For this purpose, the end of the shielding 402 is cut away at a distance from the end of the central core 401 so that only the insulating dielectric material 403 comes into contact with the free end edge 134 of the wing 130.
This asymmetry of the connection of the coaxial cable 400 to the two wings 120, 130 makes it possible to optimize the impedance matching of the flat-plate antenna 1 so that it picks up as well as possible DTT type digital Ra signals.
The shielding 402 in this example is connected more specifically at a distance D1 from the free end edge 134 of the wing 130, which distance lies between one-fifth and one-half of the width L3 of the wing 130.
In this example, and as shown in FIG. 1, the central core 401 is connected to the free end edge 124 of the wing 120 via a single spot of solder. The shielding 402 is connected to the wing 130 at four points by spots of solder 431-434 that are distinct and spaced apart at regular intervals along the cable.
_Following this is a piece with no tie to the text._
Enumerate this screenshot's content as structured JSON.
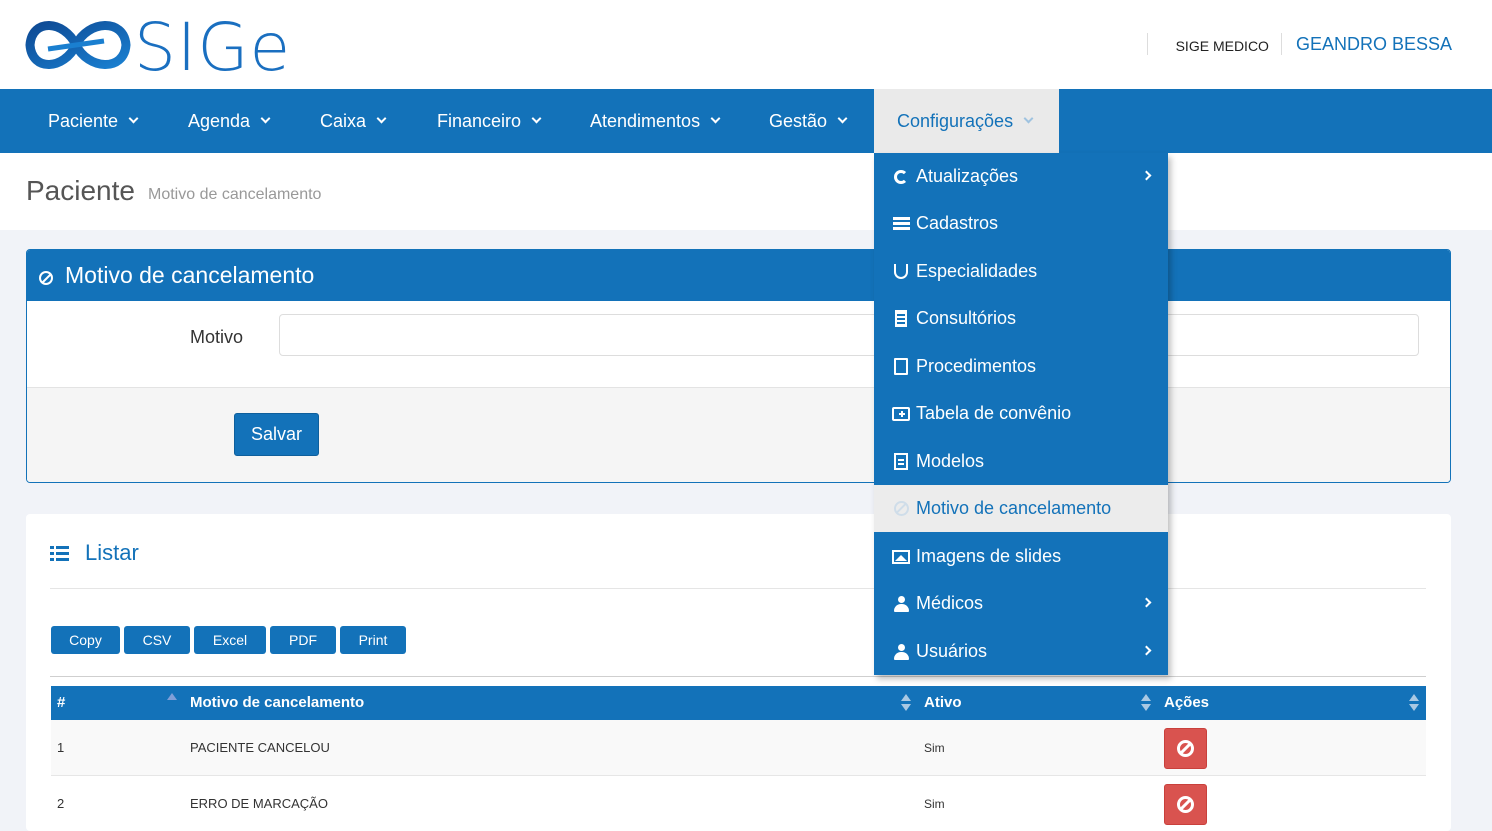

It is also connected to the support portion 110 by three other spots of solder 435-437. This plurality of spots of solder situated at a distance from the free end edge 134 of the wing 130 serves to reduce the impedance of the antenna to 75Ω without the assistance of electronic components (resistors, . . . ) even though the impedance would be about 300Ω if the shielding 402 were connected via a single point contact to the free end edge 134 of the wing 130. This thus serves to improve the impedance matching of the flat-plate antenna 1.
In a variant, it would naturally be possible to make provision for the shielding 402 to be connected to the wing 130 by some other number of solder spots, or by a continuous bead of soldering.
In this example, the solder spots connecting the central core 401 and the shielding 402 to the wings 120, 130 are situated at a distance from the horizontal axis of symmetry A2 of the wings 120, 130. In this flat-plate antenna 1, there is no need to connect the coaxial cable 400 along the horizontal axis of symmetry A2 of each wing 120, 130, thereby facilitating the operations of fabricating the flat-plate antenna 1. As shown in the figures, these spots of solder are situated beneath the horizontal axis of symmetry A2 of the wings 120, 130 in a variant, they could be situated above said axis.